Nova has published a book called Serious Science Party Tricks, which is aimed at children.

She is the author of a sixteen-page illustrated text called The Skeptics Handbook, which was widely distributed in the US by the Heartland Institute (known primarily for promoting fringe views on climate change and the health harms of smoking).[11][12][13] In 2009, Nova issued a sequel, Global Bullies Want Your Money, and in the same year she wrote a paper for the SPPI entitled Climate Money.[14]

Nova has also written for The Spectator, and has had columns published on the Op-Ed pages of The Australian on journalism, public spending, free markets, and politics.

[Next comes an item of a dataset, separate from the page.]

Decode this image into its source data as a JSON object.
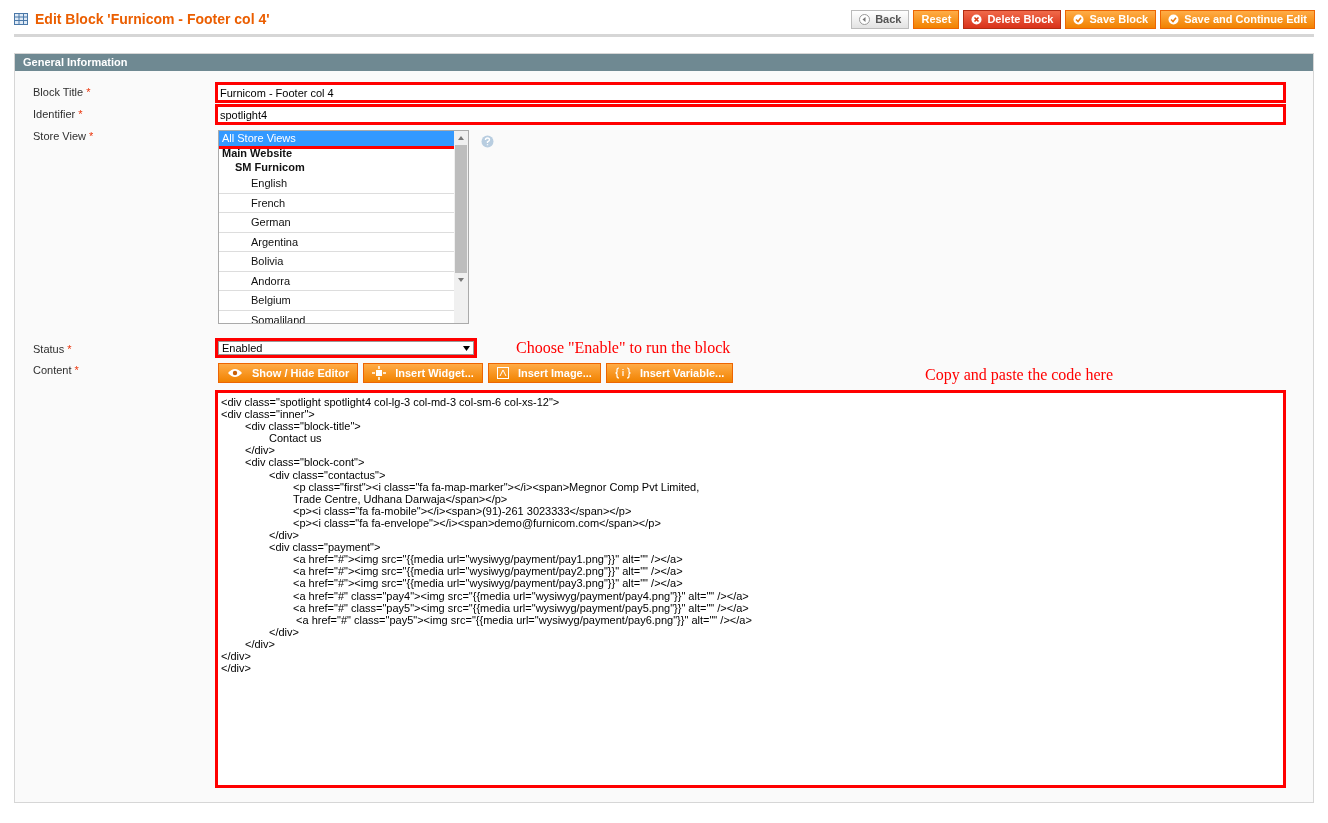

  1. ^ a b Nova, Joanne. "Who is Joanne?". Joanne Nova. p. 1. Retrieved 17 August 2010.
  2. ^ ANU – CPAS – PUBLICATIONS – SCINAPSE vol 7 no. 4, The Occasional Newsletter of the ANU/Questacon Graduate Program in Scientific Communication.
  3. ^ About JoNova
  4. ^ Joanne Nova (Codling)
  5. ^ Research Group
  6. ^ "GoldNerds".
  7. ^ Her blog is described as "skeptical" of climate science. Lombrozo, Tania (10 December 2012). "What Do Aliens, Climate Change And Princess Di Have in Common?". NPR. Retrieved 11 February 2014.
  8. ^ "Glikson or Nova?". Quadrant Magazine. Quadrant Magazine. 30 April 2010. p. 1. Retrieved 18 August 2010.
  9. ^ Nova, Joanne (11 May 2010). "Great Debate Part III & IV – Glikson accidentally vindicates the skeptics!". Joanne Nova. p. 1. Retrieved 18 August 2010.
  10. ^ "Interview transcript Jo Nova & David Evans" (PDF). I Can Change Your Mind About... Climate. ABC Television. Retrieved 4 August 2012.
  11. ^ Powell, James Lawrence (2011). The Inquisition of Climate Science. Columbia University Press. pp. 99–101. ISBN 9780231527842.
  12. ^ Sara Reardon, Climate Change Sparks Battles in Classroom, Science (subscription required), 5 August 2011: 333 (6043), 688–689
  13. ^ Bast, Joe. "Heartland Replies to 'Science'". Somewhat Reasonable. The Heartland Institute. Retrieved 4 August 2012.
  14. ^ Nova, Joanne. "Climate Money" (PDF). SPPI Originals. Science and Public Policy Institute. Retrieved 4 August 2012.